“Ripped It Away,” “Holes In Your Story,” and “Navigator Type” are a dark trilogy of sorts, ending with the humble cry for mercy—or is it a veiled warning?—from our protaganist in the latter: “Don’t crush me with an eyelash/I feel your giant eyes/I’m building ships down in the basement/Oh, you’re gonna be surprised/I’m the navigator type/Maybe sooner or later/We’ll get there just fine...” More honey-laced backing vocals from Kimbell, some tasty, flamenco-style pickin’, and then it’s time for the album closer.
“Just As You Are” is a slow-burning, jazzy number that’s so cynical and warm at the same time that the most vivid visual I could come up with was Mark Eitzel singing to himself in front of a crackling fire in some dark cabin in the woods: “Sure good to see you with egg on your face/Covers those burning cold eyeballs of yours/You sit getting drunk and listening to old records/The books on your shelf tell a twist today/The contents of your sad refrigerator/Well, is there a word that I need to say?/Don’t get me wrong, you were right all along/You’re fine as you are/Just as you are...” Amen, Jack. So are you.
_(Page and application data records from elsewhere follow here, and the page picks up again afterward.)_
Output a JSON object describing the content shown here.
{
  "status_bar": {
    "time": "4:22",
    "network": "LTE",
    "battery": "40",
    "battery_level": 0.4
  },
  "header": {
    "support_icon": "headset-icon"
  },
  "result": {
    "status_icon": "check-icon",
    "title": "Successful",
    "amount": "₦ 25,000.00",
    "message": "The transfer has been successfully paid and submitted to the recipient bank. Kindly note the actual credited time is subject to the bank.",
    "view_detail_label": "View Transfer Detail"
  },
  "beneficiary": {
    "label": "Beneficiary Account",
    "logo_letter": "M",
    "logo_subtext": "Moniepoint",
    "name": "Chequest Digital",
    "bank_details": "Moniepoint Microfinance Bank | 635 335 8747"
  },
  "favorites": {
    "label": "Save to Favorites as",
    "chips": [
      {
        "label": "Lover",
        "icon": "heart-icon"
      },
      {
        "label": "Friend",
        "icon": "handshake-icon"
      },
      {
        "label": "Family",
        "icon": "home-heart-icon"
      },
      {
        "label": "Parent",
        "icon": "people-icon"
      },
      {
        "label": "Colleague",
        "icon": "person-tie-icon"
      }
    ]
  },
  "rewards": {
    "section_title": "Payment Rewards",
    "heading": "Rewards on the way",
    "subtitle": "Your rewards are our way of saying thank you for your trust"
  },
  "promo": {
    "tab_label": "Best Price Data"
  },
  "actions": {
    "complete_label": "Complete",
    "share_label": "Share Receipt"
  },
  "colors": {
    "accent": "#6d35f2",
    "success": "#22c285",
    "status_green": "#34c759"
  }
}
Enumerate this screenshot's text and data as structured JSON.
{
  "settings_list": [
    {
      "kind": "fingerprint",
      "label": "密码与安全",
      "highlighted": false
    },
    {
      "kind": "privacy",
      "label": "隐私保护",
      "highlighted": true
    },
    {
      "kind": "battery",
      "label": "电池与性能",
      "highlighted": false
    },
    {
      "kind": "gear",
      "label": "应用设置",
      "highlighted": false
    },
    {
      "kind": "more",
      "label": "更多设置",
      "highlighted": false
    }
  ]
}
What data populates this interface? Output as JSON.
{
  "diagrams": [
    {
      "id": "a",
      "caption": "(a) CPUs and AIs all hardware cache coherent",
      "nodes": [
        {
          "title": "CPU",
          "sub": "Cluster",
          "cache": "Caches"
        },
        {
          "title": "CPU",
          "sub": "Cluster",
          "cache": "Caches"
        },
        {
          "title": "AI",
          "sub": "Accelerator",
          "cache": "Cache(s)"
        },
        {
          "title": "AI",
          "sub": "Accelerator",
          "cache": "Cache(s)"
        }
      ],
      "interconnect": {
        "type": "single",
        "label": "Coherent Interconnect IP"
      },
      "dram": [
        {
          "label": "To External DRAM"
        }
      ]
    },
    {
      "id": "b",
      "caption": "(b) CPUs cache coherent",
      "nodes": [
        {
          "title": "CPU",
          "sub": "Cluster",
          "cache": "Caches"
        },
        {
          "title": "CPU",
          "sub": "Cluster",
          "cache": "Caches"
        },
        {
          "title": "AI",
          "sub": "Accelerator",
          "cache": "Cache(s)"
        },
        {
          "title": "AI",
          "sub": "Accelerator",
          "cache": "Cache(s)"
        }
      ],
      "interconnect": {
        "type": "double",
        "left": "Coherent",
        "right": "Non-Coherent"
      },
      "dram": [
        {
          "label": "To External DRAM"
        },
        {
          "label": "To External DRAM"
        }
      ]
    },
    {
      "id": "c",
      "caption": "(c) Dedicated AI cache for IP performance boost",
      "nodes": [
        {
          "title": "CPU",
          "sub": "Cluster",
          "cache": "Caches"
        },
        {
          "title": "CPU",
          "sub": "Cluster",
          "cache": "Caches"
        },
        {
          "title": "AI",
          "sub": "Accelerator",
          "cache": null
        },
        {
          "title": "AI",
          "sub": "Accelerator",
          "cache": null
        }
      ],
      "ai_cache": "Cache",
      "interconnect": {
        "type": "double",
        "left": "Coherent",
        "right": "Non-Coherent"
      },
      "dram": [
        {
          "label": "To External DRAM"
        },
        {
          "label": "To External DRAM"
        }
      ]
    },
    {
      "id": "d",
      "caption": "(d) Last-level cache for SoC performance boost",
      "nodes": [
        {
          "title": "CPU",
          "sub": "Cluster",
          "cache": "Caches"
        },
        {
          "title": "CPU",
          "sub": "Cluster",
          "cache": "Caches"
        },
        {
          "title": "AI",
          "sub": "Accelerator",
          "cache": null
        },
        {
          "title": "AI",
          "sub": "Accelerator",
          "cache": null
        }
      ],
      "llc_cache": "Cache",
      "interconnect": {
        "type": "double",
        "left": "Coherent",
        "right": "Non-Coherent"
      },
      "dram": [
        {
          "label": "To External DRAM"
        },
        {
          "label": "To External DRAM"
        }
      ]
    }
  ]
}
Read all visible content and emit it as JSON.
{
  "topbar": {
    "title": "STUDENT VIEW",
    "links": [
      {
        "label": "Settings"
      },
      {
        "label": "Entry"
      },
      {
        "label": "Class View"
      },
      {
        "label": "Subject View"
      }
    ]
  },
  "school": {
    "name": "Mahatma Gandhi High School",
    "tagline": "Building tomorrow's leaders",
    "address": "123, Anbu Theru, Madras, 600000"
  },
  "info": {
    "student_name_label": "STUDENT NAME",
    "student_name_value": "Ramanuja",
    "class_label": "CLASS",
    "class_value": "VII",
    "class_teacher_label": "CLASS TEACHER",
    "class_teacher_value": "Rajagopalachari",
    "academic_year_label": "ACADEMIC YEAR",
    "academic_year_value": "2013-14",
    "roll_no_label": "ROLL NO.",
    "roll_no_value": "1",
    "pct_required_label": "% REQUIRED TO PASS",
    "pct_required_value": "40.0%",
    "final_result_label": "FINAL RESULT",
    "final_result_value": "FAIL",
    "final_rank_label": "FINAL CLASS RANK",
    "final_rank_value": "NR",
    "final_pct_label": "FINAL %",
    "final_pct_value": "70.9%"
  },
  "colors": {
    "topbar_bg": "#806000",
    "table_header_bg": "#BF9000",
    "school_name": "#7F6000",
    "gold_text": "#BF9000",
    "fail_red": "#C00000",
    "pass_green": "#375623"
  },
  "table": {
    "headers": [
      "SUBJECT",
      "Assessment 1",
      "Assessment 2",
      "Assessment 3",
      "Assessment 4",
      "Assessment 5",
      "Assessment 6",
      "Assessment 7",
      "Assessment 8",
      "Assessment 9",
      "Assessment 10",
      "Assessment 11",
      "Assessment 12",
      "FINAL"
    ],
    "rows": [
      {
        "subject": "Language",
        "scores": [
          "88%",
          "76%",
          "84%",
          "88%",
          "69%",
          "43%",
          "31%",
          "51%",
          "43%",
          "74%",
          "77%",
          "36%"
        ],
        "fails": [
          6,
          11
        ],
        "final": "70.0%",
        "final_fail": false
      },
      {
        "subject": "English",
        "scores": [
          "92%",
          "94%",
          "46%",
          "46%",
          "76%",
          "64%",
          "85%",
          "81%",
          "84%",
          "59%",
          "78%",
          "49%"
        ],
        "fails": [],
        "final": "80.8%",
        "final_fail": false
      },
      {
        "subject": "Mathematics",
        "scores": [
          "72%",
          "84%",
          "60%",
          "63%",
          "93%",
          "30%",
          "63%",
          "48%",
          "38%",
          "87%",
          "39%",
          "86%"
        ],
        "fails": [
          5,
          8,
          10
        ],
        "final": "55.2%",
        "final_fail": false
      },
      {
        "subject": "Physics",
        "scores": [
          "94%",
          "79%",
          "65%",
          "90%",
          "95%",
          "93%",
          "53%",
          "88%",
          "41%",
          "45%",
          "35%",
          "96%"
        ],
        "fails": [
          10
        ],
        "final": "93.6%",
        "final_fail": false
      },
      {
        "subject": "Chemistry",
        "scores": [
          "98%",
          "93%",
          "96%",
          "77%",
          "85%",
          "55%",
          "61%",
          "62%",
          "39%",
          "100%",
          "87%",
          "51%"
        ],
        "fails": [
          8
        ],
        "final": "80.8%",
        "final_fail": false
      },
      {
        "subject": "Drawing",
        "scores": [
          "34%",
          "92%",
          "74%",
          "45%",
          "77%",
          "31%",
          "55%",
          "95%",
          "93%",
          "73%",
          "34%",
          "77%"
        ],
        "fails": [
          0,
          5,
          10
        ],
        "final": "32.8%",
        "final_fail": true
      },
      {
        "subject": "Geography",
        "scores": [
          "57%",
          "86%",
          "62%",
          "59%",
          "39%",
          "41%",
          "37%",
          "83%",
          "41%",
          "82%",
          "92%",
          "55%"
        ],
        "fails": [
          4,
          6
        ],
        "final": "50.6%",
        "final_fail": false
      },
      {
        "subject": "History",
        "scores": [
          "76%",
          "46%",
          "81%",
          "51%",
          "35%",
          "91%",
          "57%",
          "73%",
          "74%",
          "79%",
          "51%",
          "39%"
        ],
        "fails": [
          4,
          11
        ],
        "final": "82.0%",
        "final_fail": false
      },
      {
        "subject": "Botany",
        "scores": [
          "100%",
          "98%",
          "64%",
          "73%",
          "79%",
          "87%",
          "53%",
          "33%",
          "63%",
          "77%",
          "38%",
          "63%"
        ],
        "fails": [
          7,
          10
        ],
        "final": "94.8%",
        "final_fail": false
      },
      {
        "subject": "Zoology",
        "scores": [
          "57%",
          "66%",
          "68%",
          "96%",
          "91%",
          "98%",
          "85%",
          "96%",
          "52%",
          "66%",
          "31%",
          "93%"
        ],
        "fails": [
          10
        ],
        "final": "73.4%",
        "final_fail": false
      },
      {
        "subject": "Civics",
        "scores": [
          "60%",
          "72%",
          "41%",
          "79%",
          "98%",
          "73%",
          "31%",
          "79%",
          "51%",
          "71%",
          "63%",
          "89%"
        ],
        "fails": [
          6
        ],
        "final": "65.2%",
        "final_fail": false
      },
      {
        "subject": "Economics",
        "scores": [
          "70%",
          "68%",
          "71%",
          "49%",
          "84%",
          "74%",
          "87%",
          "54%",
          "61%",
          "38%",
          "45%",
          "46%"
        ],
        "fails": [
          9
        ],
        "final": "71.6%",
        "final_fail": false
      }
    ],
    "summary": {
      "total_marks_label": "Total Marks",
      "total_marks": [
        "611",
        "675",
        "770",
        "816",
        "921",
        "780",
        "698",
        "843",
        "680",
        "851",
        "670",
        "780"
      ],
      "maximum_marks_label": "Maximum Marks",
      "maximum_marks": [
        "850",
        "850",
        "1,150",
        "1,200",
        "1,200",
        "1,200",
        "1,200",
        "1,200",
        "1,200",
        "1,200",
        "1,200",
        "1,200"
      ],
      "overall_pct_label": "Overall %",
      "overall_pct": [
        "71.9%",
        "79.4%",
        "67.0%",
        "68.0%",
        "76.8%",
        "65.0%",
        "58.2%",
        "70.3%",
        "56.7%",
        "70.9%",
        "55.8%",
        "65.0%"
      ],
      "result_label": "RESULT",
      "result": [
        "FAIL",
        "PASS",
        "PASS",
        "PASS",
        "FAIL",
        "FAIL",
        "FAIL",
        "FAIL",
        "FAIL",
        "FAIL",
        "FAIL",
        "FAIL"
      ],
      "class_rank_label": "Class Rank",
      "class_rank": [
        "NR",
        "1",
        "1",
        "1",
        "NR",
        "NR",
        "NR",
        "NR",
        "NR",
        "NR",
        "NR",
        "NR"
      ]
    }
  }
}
Don’t change, call me, babe, let’s do lunch....screw the music business, screw the media, and screw the doldrums. If there’s one thing you can take away from this album—or any of Logan’s wonderfully skewed, always-entertaining musical installments, it’s that lettin’ the whole %@!#$&-factory get ya down only means “they” win. Don’t think they ain’t happy as dung beatles on a steaming pile that you’re beat, down, whipped, too tired to rock n’ roll. Hell, if Logan can go through the big-label ringer, tour the world and ride out a thousand phony backslaps, you and I can get up off the couch just one more time and buy a new album, see a live gig in a smoky bar, or just take his advice and sit getting drunk and listening to old records. Hey, there’s a show goin’ on tonight I know I shouldn’t miss—if you still don’t feel like goin’ out, the tomato soup is in the cupboard and the TV remote is buried in the couch cushions. Have fun. Until next week—make yer own damn news.
If you have local music news/gigs/events that you’d like to see listed in this column, or you’d just like to complain that tomato soup leaves you groggy and disoriented, send replies to: TMygunn777@aol.com.